The increase in single-person households is thought to be due to the average age of marriage increasing, the increasing rate of divorce, surviving spouses, and staying single for longer. Furthermore, the more people are paid, the more likely they are to be able to live alone. The growth in living alone has also coincided with the rise in condominium construction. Statistics Canada said that 28 percent of people living alone resided in these types of accommodation, either owned or rented; this has increased from 7 percent in 1981.
How does this relate to supermarkets and restaurants? Bella DePaulo, singles expert and author of Singled Out: How Singles are Stereotyped, Stigmatised and Ignore, and Still Live Happily Ever After, said, “Restaurants need to up their game when it comes to welcoming the solo diner.” Supermarkets have already been seeing a rise in the number of ready-made meals prepared, this sort of trend caters towards the busy individual who can afford to live alone and shop for convenience.

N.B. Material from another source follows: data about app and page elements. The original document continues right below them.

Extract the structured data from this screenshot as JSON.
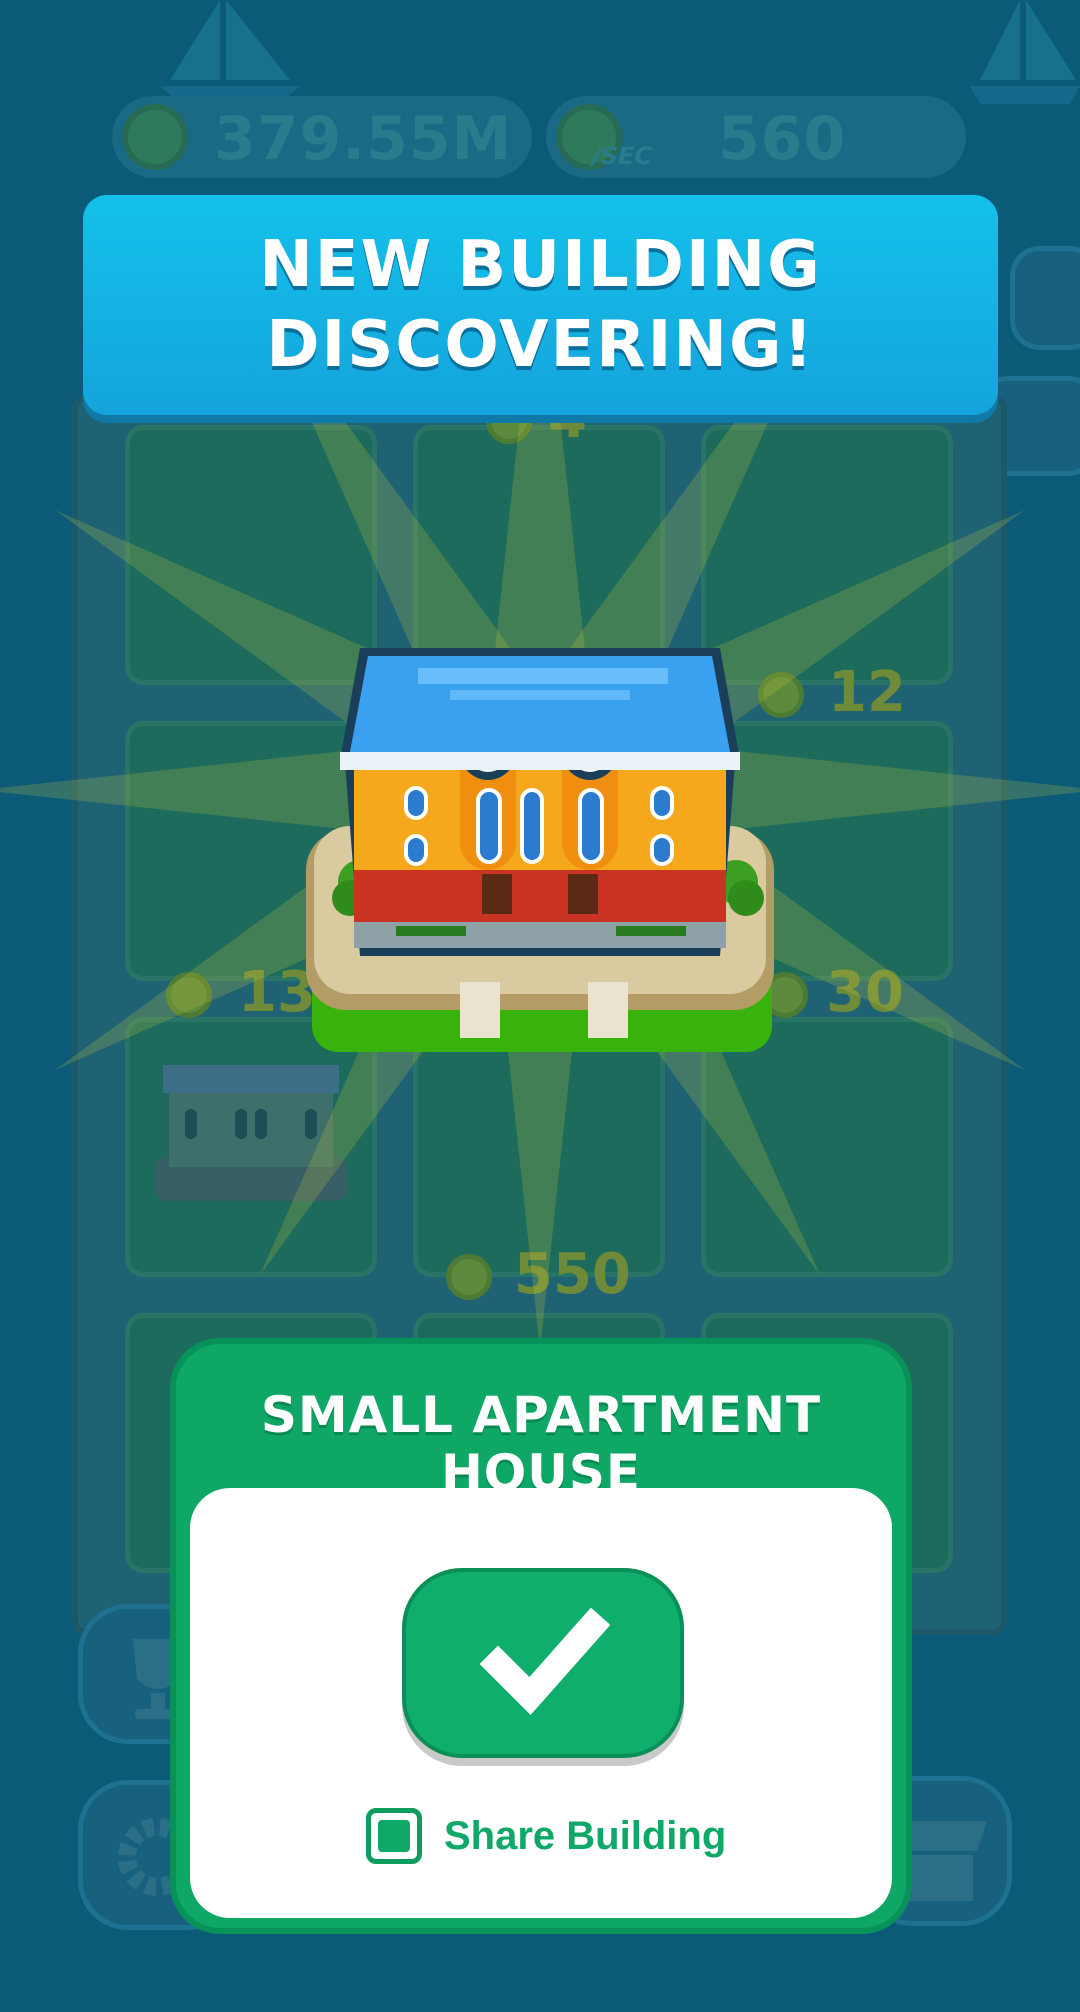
{
  "hud": {
    "coins": "379.55M",
    "per_sec_value": "560",
    "per_sec_unit": "/SEC"
  },
  "board_tags": [
    "4",
    "12",
    "130",
    "30",
    "550"
  ],
  "banner": {
    "line1": "NEW BUILDING",
    "line2": "DISCOVERING!"
  },
  "dialog": {
    "title": "SMALL APARTMENT HOUSE",
    "share_label": "Share Building",
    "share_checked": true
  },
  "icons": {
    "confirm": "checkmark-icon",
    "coin": "coin-icon",
    "settings": "gear-icon",
    "achievements": "trophy-icon",
    "shop": "shop-icon",
    "buildings": "building-icon"
  },
  "colors": {
    "banner": "#14b4e4",
    "dialog_green": "#0fa766",
    "background": "#0b5a78"
  }
}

In order to keep up with demands, businesses will need to evaluate their customer base and cater specifically. Wastage is always a big thing for people eating alone. It is often hard to buy the perfect amount of food that lasts the ideal amount of time when dining alone. Supermarkets and restaurants will have to keep this in mind as the number of people eating/shopping alone increases.